Available data START

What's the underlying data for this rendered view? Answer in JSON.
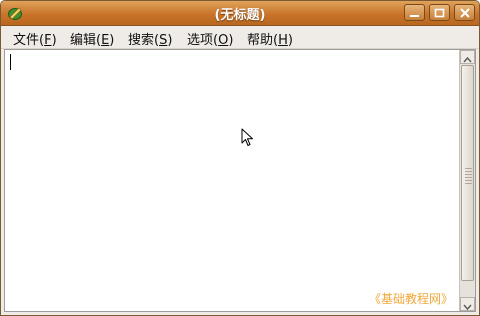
{
  "window": {
    "title": "(无标题)",
    "controls": [
      "minimize-icon",
      "maximize-icon",
      "close-icon"
    ]
  },
  "menubar": {
    "items": [
      {
        "pre": "文件(",
        "key": "F",
        "post": ")"
      },
      {
        "pre": "编辑(",
        "key": "E",
        "post": ")"
      },
      {
        "pre": "搜索(",
        "key": "S",
        "post": ")"
      },
      {
        "pre": "选项(",
        "key": "O",
        "post": ")"
      },
      {
        "pre": "帮助(",
        "key": "H",
        "post": ")"
      }
    ]
  },
  "editor": {
    "content": "",
    "watermark": "《基础教程网》"
  },
  "colors": {
    "titlebar": "#c9742a",
    "menubar": "#efebe7",
    "watermark": "#f0a838"
  }
}
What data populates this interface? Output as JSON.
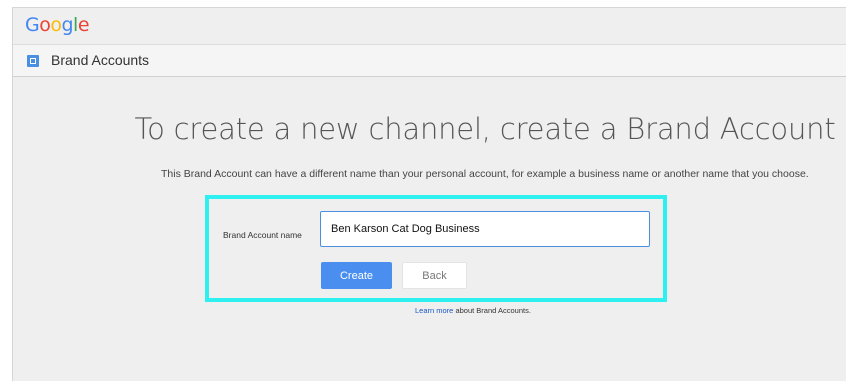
{
  "header": {
    "logo": {
      "letters": [
        "G",
        "o",
        "o",
        "g",
        "l",
        "e"
      ],
      "colors": [
        "#4285F4",
        "#EA4335",
        "#FBBC05",
        "#4285F4",
        "#34A853",
        "#EA4335"
      ]
    },
    "section_title": "Brand Accounts",
    "section_icon": "brand-account-icon"
  },
  "main": {
    "headline": "To create a new channel, create a Brand Account",
    "description": "This Brand Account can have a different name than your personal account, for example a business name or another name that you choose.",
    "form": {
      "label": "Brand Account name",
      "input_value": "Ben Karson Cat Dog Business",
      "create_label": "Create",
      "back_label": "Back"
    },
    "learn_more": {
      "link_text": "Learn more",
      "suffix": " about Brand Accounts."
    }
  },
  "colors": {
    "highlight": "#2ff0f0",
    "primary": "#4a8ff0",
    "link": "#1a56c8"
  }
}
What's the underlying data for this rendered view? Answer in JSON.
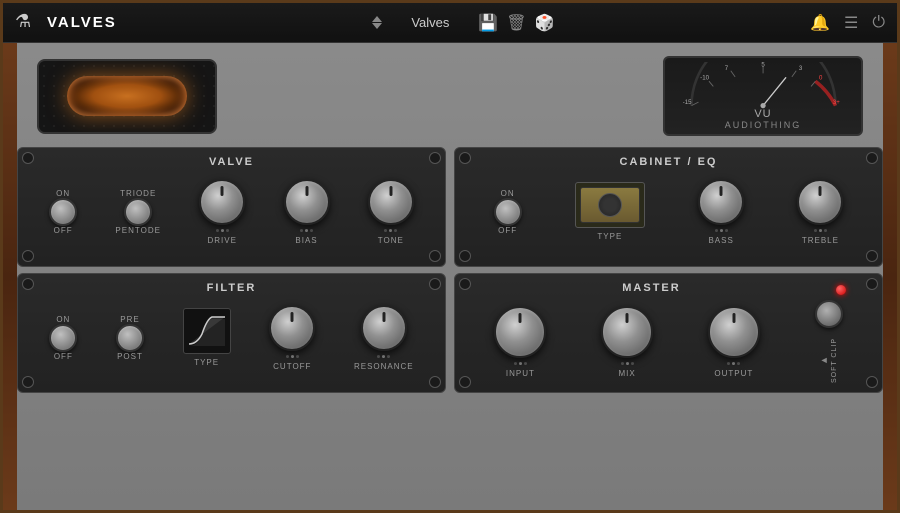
{
  "app": {
    "title": "VALVES",
    "preset_name": "Valves",
    "icon": "⚗"
  },
  "toolbar": {
    "save_icon": "💾",
    "delete_icon": "🗑",
    "random_icon": "🎲",
    "bell_icon": "🔔",
    "menu_icon": "☰",
    "power_icon": "⏻"
  },
  "vu": {
    "label": "VU",
    "brand": "AUDIOTHING",
    "scale": [
      "-15",
      "-10",
      "7",
      "5",
      "3",
      "0",
      "3+"
    ]
  },
  "valve_panel": {
    "title": "VALVE",
    "on_label": "ON",
    "off_label": "OFF",
    "triode_label": "TRIODE",
    "pentode_label": "PENTODE",
    "drive_label": "DRIVE",
    "bias_label": "BIAS",
    "tone_label": "TONE"
  },
  "cabinet_panel": {
    "title": "CABINET / EQ",
    "on_label": "ON",
    "off_label": "OFF",
    "type_label": "TYPE",
    "bass_label": "BASS",
    "treble_label": "TREBLE"
  },
  "filter_panel": {
    "title": "FILTER",
    "on_label": "ON",
    "off_label": "OFF",
    "pre_label": "PRE",
    "post_label": "POST",
    "type_label": "TYPE",
    "cutoff_label": "CUTOFF",
    "resonance_label": "RESONANCE"
  },
  "master_panel": {
    "title": "MASTER",
    "input_label": "INPUT",
    "mix_label": "MIX",
    "output_label": "OUTPUT",
    "soft_clip_label": "SOFT CLIP"
  }
}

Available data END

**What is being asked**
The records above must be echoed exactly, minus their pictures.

**Response area**
What's the underlying data for this rendered view? Answer in JSON.
{
  "window": {
    "title": "(无标题)",
    "controls": [
      "minimize-icon",
      "maximize-icon",
      "close-icon"
    ]
  },
  "menubar": {
    "items": [
      {
        "pre": "文件(",
        "key": "F",
        "post": ")"
      },
      {
        "pre": "编辑(",
        "key": "E",
        "post": ")"
      },
      {
        "pre": "搜索(",
        "key": "S",
        "post": ")"
      },
      {
        "pre": "选项(",
        "key": "O",
        "post": ")"
      },
      {
        "pre": "帮助(",
        "key": "H",
        "post": ")"
      }
    ]
  },
  "editor": {
    "content": "",
    "watermark": "《基础教程网》"
  },
  "colors": {
    "titlebar": "#c9742a",
    "menubar": "#efebe7",
    "watermark": "#f0a838"
  }
}
What data populates this interface? Output as JSON.
{
  "header": {
    "logo": {
      "letters": [
        "G",
        "o",
        "o",
        "g",
        "l",
        "e"
      ],
      "colors": [
        "#4285F4",
        "#EA4335",
        "#FBBC05",
        "#4285F4",
        "#34A853",
        "#EA4335"
      ]
    },
    "section_title": "Brand Accounts",
    "section_icon": "brand-account-icon"
  },
  "main": {
    "headline": "To create a new channel, create a Brand Account",
    "description": "This Brand Account can have a different name than your personal account, for example a business name or another name that you choose.",
    "form": {
      "label": "Brand Account name",
      "input_value": "Ben Karson Cat Dog Business",
      "create_label": "Create",
      "back_label": "Back"
    },
    "learn_more": {
      "link_text": "Learn more",
      "suffix": " about Brand Accounts."
    }
  },
  "colors": {
    "highlight": "#2ff0f0",
    "primary": "#4a8ff0",
    "link": "#1a56c8"
  }
}
What's the underlying data for this rendered view? Answer in JSON.
{
  "app": {
    "title": "VALVES",
    "preset_name": "Valves",
    "icon": "⚗"
  },
  "toolbar": {
    "save_icon": "💾",
    "delete_icon": "🗑",
    "random_icon": "🎲",
    "bell_icon": "🔔",
    "menu_icon": "☰",
    "power_icon": "⏻"
  },
  "vu": {
    "label": "VU",
    "brand": "AUDIOTHING",
    "scale": [
      "-15",
      "-10",
      "7",
      "5",
      "3",
      "0",
      "3+"
    ]
  },
  "valve_panel": {
    "title": "VALVE",
    "on_label": "ON",
    "off_label": "OFF",
    "triode_label": "TRIODE",
    "pentode_label": "PENTODE",
    "drive_label": "DRIVE",
    "bias_label": "BIAS",
    "tone_label": "TONE"
  },
  "cabinet_panel": {
    "title": "CABINET / EQ",
    "on_label": "ON",
    "off_label": "OFF",
    "type_label": "TYPE",
    "bass_label": "BASS",
    "treble_label": "TREBLE"
  },
  "filter_panel": {
    "title": "FILTER",
    "on_label": "ON",
    "off_label": "OFF",
    "pre_label": "PRE",
    "post_label": "POST",
    "type_label": "TYPE",
    "cutoff_label": "CUTOFF",
    "resonance_label": "RESONANCE"
  },
  "master_panel": {
    "title": "MASTER",
    "input_label": "INPUT",
    "mix_label": "MIX",
    "output_label": "OUTPUT",
    "soft_clip_label": "SOFT CLIP"
  }
}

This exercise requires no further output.